→ Data about app and page elements

>>>>

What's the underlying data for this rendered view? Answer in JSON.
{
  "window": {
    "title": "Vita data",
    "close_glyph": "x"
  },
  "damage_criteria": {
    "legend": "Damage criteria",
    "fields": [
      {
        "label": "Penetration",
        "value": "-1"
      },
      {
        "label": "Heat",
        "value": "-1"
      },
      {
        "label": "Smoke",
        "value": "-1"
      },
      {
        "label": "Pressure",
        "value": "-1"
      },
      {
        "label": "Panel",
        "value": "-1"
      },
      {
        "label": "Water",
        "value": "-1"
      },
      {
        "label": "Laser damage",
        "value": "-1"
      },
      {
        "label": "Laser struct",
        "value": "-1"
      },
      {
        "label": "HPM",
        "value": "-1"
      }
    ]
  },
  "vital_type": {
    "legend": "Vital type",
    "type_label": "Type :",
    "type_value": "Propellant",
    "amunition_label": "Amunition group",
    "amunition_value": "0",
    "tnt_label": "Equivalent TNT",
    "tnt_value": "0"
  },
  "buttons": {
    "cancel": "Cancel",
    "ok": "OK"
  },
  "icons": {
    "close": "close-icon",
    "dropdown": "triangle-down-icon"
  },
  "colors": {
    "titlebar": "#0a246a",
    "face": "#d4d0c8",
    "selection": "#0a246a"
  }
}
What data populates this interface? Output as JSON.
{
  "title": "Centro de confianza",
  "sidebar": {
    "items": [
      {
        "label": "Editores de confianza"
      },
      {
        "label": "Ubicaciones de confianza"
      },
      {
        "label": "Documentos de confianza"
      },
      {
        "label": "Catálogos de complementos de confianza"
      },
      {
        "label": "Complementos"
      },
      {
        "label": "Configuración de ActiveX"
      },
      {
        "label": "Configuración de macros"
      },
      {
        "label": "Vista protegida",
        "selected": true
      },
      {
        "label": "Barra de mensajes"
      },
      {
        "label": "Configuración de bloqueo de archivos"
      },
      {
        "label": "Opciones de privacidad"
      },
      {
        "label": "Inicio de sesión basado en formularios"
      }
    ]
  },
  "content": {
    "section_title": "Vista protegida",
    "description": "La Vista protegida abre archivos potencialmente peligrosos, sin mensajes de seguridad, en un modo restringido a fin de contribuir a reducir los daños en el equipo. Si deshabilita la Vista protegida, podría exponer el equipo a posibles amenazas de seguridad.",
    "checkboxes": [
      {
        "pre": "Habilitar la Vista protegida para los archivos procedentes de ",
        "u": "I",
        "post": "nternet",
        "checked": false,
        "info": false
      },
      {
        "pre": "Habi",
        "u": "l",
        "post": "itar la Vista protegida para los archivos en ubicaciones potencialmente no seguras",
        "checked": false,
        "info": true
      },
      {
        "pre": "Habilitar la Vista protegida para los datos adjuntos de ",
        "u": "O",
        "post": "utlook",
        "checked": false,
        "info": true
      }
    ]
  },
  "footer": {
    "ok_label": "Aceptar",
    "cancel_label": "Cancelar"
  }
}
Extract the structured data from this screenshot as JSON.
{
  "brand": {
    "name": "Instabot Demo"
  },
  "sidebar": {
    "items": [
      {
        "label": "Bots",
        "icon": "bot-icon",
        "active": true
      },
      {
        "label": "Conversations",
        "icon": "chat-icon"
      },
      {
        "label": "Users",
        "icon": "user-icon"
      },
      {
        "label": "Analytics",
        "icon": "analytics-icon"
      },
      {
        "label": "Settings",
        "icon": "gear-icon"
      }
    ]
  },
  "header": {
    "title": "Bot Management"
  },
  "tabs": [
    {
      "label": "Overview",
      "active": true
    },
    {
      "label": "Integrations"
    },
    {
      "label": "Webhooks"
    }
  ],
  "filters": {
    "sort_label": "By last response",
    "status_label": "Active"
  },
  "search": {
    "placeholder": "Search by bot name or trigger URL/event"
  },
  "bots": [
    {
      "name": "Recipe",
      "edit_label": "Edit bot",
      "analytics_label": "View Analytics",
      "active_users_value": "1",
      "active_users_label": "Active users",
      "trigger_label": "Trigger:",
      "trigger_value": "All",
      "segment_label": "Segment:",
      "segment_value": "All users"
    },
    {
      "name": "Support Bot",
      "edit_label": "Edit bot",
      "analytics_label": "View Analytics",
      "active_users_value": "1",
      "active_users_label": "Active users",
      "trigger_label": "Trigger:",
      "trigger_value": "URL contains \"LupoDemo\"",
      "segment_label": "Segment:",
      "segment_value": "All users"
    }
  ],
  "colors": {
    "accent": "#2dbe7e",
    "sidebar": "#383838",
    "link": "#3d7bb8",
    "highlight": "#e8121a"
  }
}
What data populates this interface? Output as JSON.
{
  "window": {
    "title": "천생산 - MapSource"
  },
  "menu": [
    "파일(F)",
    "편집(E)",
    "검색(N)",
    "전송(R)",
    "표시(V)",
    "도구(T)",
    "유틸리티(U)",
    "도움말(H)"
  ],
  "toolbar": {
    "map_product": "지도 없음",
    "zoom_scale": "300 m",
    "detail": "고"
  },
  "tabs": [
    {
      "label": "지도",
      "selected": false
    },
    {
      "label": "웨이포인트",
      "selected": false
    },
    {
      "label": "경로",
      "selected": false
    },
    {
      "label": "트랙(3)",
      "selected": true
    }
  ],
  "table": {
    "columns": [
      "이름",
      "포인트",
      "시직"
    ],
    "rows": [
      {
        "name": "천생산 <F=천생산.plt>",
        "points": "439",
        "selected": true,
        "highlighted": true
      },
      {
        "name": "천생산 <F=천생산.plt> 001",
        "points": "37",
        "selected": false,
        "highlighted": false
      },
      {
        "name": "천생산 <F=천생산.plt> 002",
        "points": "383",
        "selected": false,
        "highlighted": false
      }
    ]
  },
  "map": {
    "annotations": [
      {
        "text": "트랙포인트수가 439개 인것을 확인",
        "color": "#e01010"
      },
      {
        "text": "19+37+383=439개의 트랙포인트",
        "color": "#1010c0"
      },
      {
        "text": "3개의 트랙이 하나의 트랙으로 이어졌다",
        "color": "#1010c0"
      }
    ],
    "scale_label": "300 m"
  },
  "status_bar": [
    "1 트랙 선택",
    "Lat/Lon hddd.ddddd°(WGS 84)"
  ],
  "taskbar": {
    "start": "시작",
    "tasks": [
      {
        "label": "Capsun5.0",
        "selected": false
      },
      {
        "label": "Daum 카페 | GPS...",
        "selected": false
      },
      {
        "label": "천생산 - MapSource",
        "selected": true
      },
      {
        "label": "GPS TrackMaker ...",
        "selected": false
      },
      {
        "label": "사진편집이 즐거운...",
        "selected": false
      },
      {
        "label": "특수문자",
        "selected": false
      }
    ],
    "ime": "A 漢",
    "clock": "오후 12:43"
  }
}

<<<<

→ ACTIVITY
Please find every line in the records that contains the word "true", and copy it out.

→ EXERCISE OUTPUT
        "selected": true
        "info": true
        "info": true
        "active": true
      "active": true
      "selected": true
        "selected": true,
        "highlighted": true
        "selected": true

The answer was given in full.